[Dataset entries]
****************************************

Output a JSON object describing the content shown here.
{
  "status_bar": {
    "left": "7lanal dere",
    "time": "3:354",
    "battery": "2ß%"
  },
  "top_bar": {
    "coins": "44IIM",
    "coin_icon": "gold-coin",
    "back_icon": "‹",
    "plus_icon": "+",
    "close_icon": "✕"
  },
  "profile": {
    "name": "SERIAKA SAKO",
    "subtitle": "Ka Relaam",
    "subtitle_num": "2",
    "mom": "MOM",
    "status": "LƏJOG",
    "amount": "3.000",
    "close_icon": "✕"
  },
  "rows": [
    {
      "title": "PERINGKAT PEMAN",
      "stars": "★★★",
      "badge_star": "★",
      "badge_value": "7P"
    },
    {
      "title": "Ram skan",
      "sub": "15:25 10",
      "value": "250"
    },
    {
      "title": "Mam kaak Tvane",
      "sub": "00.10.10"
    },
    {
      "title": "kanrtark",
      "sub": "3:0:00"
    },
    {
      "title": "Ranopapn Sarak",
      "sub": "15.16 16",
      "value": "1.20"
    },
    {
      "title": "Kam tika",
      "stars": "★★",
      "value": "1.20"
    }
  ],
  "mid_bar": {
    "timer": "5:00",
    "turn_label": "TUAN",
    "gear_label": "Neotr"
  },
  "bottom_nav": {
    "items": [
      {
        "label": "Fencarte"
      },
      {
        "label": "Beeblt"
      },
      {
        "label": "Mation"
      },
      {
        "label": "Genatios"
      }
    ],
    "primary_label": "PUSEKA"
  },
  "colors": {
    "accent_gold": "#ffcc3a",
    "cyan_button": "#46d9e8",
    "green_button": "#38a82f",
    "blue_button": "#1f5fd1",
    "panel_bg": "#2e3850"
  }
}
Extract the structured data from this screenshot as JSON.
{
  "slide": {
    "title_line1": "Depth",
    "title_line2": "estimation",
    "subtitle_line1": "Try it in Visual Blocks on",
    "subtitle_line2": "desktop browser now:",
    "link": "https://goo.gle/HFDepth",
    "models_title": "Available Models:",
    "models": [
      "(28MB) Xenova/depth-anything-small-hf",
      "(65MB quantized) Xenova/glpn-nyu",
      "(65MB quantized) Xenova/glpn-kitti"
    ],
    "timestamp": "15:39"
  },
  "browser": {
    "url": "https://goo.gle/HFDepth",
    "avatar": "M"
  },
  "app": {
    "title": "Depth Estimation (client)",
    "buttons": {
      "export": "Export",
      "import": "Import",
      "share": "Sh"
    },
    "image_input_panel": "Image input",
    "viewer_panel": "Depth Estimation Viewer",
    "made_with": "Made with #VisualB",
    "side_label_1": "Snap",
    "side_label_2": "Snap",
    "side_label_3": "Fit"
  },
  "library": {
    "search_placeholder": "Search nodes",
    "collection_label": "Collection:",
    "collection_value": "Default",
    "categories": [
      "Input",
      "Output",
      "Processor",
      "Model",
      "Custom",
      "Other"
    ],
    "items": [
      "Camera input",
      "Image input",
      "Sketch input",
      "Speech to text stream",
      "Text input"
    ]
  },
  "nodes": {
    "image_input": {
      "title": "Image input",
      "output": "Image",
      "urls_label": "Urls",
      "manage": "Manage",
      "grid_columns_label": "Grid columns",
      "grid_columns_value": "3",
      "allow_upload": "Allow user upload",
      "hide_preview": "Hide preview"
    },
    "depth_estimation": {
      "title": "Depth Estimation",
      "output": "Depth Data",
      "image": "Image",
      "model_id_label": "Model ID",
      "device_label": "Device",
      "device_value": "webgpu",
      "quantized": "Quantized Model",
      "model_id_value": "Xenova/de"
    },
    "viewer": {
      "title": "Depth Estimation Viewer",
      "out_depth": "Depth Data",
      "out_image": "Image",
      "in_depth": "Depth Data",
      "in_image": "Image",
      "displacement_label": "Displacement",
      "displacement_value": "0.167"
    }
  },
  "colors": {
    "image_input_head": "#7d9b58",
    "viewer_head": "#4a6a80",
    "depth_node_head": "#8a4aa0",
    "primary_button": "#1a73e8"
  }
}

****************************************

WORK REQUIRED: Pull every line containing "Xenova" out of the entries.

EXERCISE SOLUTION:
      "(28MB) Xenova/depth-anything-small-hf",
      "(65MB quantized) Xenova/glpn-nyu",
      "(65MB quantized) Xenova/glpn-kitti"
      "model_id_value": "Xenova/de"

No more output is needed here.